How Carlo Ancelotti transformed Fede Valverde’s role at Real Madrid

Valverde Ancelotti

Federico Valverde joined Real Madrid as an 18-year-old, moved into the senior team under Zinedine Zidane and has become entrenched as a starter under Carlo Ancelotti. (Photo by Angel Martinez/Getty Images)

Ancelotti bet on Valverde pays off

Santiago Bernabeu celebrated Karim Benzema’s Ballon d’Or triumph before kick-off and found an unlikely goal-scoring hero by the time the referee blew his whistle to end the game on Saturday night.

The LaLiga giants were highly dependent on Benzema last season, as such the failure to lure either Kylian Mbappe or Erling Haaland this summer worried many fans that reliance on an aging forward for the second straight campaign – in addition to Barcelona’s acquisition of Robert Lewandowski – might hurt Los Blancos‘ title charge.

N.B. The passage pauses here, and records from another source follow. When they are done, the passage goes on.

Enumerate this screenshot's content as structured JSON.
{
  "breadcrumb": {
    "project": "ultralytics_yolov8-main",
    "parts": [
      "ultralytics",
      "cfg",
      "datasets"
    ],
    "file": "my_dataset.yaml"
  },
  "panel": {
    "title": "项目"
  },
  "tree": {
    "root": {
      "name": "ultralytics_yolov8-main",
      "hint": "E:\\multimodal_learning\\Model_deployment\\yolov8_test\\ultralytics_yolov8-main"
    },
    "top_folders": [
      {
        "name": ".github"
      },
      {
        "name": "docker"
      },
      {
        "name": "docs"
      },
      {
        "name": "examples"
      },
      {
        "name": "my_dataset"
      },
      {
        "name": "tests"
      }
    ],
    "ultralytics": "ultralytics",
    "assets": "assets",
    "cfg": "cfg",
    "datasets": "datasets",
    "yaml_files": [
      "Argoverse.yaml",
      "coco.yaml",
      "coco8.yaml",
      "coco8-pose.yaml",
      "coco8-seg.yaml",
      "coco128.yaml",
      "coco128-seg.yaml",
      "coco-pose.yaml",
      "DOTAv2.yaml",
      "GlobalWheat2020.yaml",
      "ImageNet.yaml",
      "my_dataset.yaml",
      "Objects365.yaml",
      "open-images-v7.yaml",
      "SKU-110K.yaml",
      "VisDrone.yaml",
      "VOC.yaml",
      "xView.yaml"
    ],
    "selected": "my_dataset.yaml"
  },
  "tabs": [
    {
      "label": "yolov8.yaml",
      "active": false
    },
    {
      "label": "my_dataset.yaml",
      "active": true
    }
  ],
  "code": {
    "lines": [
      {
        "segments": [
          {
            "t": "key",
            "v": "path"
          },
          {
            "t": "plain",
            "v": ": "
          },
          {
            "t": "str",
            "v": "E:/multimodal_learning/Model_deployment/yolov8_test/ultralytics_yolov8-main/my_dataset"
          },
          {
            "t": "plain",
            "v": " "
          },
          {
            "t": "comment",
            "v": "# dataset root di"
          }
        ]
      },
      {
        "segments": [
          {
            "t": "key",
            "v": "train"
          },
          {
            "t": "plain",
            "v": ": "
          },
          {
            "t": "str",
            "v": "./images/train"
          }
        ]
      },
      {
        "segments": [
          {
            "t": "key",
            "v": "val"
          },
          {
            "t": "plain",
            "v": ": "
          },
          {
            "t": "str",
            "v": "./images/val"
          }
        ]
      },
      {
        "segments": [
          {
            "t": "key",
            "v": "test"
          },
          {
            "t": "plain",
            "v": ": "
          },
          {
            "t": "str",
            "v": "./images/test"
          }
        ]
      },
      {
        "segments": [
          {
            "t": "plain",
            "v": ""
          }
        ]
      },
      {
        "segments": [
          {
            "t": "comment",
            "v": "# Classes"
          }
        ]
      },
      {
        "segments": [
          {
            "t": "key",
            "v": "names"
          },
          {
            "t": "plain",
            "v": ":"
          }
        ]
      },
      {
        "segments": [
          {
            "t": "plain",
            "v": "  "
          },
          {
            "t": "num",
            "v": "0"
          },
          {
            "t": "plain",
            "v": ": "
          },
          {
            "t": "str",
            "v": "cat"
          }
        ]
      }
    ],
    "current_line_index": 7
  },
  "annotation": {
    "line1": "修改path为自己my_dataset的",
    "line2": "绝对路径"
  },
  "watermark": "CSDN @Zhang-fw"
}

The Frenchman has had an injury-disrupted start to the season, Lewandowski is firing on all cylinders, but Real are on top of the table thanks to yet another masterstroke from Carlo Ancelotti.

The veteran manager bet on the goal-scoring prowess of Fede Valverde, who at one point appeared to lose the midfield battle to new arrivals Eduardo Camavinga and Aurélien Tchouaméni.

“I have told Fede Valverde that if he didn’t score at least 10 goals this season … I will tear up my coaching license and leave,” he said in September (via Fabrizio Romano).

Ancelotti, who has managed four different players in their Ballon d’Or winning seasons, certainly knows a thing or two about getting the best out of goal-scorers, and so far he is being proven right by Valverde.

The Uruguayan scored yet another goal in Real’s win 3-1 over Sevilla and became the side’s top scorer in LaLiga. The 25-yard screamer marked the third consecutive game in which he scored, and his impact in Ancelotti’s system isn’t just limited to scaring the opposition goalkeepers.

Valverde has been a key player in all phases of play, slotting in as right-back, midfielder, and right-winger depending on the game state.

Real set up in a 4-3-3 formation in possession, with the 24-year-old acting as a pacy outlet on the right flank. His passing ability from wide has always been impressive, but this season he has become a very serious attacking threat by adding goals to his game.

In their 4-4-2 out-of-possession shape, Valverde drops into the middle of the park to prevent central midfield overloads and regularly leads the press when Real defend in a high block.

Further, he often stays narrow to become a second No. 10 alongside Luka Modric, recovers or receives the ball, and uses his physicality and dribbling abilities to push his side higher up the field in transition.

The dynamic midfielder was involved in the build-up of Real’s second goal (counter) on Saturday. Against Mallorca in September, he received a pass from Dani Ceballos inside his own half, drove forward, and found the top corner from outside the box to open the scoring.

Valverde’s insane defensive work rate really comes into play when Real defend deep. He occupies the right-back spot in a 4-5-1 shape to create numerical superiority and cover the advancing full-back (Balde during El Clásico).

The Penarol prodigy’s tactical versatility, accompanied by his newfound confidence in front of the goal has made him as important a player as Benzema, and if he continues to develop at this pace, another Ballon d’Or might soon be presented in the Spanish capital.